## Work instructions
Find the lines of the listing that contain the string "تحویل", and return them.

## Data
───

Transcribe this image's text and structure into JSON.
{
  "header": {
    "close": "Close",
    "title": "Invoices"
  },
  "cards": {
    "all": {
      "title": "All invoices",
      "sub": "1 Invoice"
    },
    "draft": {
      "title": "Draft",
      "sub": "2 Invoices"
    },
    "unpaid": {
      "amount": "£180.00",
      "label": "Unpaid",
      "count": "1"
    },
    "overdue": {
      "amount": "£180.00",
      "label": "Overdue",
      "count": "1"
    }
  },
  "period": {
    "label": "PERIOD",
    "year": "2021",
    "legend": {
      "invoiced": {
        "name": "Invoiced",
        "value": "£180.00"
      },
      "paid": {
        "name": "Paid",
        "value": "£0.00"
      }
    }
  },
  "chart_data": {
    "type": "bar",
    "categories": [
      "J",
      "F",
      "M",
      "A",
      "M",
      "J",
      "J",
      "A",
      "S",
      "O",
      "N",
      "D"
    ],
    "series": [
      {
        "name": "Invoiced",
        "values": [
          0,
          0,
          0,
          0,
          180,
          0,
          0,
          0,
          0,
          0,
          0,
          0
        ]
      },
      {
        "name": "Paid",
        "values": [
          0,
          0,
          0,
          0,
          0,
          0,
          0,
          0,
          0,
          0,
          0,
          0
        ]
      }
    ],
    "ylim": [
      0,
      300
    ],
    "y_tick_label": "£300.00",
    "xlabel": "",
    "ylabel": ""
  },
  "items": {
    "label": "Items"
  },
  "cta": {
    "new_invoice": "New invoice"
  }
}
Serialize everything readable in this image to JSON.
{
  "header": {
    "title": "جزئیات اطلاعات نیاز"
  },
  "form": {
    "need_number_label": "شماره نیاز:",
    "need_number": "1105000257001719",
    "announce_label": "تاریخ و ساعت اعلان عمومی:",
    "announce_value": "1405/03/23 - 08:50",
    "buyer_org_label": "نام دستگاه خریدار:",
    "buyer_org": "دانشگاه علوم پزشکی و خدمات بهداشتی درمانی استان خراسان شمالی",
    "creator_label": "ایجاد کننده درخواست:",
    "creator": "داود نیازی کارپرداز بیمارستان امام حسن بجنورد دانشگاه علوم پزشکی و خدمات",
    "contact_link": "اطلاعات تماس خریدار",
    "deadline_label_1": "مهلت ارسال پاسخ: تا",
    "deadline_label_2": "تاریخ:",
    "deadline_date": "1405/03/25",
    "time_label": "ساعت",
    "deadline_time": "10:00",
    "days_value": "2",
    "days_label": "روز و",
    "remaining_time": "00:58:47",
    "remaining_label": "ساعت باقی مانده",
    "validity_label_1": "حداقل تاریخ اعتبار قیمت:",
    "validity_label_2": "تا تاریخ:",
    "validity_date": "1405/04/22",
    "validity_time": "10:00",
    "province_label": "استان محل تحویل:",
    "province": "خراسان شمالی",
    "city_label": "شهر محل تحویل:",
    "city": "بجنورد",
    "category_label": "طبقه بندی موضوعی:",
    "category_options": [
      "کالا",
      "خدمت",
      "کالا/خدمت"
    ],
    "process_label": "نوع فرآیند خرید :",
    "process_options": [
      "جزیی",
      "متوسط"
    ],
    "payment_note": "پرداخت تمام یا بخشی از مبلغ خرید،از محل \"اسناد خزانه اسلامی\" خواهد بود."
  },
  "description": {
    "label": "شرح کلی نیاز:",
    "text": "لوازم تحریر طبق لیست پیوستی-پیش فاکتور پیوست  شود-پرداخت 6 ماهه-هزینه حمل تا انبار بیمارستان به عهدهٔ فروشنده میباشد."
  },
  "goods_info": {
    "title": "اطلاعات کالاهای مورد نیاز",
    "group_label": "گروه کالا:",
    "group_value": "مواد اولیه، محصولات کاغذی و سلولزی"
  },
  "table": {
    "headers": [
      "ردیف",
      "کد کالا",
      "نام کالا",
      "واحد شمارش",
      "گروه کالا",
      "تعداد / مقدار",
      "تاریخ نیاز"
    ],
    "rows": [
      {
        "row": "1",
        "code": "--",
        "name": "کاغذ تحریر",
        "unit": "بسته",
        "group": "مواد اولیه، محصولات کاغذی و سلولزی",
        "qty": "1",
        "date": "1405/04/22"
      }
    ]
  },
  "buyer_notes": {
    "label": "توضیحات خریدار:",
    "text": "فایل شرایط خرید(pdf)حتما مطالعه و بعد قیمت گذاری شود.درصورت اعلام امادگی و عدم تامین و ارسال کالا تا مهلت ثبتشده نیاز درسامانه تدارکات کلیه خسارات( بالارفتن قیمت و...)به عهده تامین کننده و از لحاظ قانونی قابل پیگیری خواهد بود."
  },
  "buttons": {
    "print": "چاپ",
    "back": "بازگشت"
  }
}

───

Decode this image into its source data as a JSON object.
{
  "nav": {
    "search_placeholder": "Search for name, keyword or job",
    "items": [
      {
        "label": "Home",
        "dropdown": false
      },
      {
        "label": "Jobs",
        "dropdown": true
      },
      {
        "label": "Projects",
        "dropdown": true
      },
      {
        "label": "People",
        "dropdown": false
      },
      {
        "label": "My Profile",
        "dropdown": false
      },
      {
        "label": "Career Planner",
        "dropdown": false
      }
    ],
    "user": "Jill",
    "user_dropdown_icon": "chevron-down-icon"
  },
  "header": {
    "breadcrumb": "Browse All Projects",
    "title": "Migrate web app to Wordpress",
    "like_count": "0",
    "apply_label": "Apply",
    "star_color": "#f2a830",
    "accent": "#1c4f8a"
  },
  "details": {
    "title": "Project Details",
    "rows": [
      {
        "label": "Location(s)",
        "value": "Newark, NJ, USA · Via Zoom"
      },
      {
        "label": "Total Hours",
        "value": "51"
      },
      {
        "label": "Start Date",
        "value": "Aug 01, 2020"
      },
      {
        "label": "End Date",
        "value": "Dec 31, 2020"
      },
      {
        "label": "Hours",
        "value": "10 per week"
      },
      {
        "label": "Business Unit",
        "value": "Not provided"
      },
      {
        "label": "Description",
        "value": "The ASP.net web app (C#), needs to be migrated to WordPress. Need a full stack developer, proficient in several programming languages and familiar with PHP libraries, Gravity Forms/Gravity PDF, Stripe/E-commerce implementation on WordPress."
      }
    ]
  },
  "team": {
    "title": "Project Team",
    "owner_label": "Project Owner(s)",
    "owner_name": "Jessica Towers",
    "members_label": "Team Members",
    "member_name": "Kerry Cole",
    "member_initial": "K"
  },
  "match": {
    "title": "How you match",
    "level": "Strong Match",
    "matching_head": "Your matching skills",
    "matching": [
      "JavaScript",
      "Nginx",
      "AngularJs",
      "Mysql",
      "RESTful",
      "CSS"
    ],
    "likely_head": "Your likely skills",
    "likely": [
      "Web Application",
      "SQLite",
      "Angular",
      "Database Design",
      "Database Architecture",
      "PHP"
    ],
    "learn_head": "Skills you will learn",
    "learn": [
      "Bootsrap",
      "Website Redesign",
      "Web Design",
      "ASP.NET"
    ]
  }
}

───

## Task response
    "province_label": "استان محل تحویل:",
    "city_label": "شهر محل تحویل:",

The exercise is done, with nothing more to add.